### WORK INSTRUCTION
In the material below, find each line with the word "main" and copy it.

### GIVEN DATA
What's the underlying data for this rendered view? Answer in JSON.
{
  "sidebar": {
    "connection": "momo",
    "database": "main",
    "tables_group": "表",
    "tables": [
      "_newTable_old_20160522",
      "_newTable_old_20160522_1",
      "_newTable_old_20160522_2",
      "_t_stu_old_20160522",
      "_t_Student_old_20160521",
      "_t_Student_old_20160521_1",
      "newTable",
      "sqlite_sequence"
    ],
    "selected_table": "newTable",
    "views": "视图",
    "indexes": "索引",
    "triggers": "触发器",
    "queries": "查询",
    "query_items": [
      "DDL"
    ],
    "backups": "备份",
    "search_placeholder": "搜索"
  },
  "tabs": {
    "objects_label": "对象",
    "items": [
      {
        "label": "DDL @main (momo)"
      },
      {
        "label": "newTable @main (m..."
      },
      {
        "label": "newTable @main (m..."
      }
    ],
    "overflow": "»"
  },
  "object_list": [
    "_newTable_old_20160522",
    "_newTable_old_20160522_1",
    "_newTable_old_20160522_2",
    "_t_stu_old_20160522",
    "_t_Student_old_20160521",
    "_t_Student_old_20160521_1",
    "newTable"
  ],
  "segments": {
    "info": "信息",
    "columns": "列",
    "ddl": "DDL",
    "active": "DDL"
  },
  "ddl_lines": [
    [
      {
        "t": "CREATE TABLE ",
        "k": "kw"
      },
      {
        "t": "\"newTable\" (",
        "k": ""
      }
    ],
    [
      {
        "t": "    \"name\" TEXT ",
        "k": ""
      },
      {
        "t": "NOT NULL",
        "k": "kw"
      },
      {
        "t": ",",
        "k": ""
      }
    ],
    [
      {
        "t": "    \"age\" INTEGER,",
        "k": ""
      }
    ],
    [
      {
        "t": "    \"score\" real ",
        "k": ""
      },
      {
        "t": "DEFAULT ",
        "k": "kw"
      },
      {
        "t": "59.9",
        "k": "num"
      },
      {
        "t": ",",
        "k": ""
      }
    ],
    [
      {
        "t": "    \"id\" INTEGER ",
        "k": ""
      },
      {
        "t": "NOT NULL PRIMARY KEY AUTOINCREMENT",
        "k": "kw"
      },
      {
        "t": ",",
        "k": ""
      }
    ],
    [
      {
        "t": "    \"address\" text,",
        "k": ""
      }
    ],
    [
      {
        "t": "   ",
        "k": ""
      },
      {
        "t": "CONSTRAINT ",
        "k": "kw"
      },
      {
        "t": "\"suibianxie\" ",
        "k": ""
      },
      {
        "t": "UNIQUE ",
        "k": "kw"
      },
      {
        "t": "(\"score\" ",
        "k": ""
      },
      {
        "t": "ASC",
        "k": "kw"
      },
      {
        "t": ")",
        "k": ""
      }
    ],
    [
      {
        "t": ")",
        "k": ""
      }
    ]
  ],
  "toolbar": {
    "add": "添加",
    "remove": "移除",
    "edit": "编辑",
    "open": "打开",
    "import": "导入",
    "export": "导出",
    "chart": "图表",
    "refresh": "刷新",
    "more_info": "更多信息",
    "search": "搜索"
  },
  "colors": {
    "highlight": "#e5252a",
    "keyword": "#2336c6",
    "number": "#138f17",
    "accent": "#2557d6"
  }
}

### OUTPUT FOR THIS TASK
    "database": "main",
        "label": "DDL @main (momo)"
        "label": "newTable @main (m..."
        "label": "newTable @main (m..."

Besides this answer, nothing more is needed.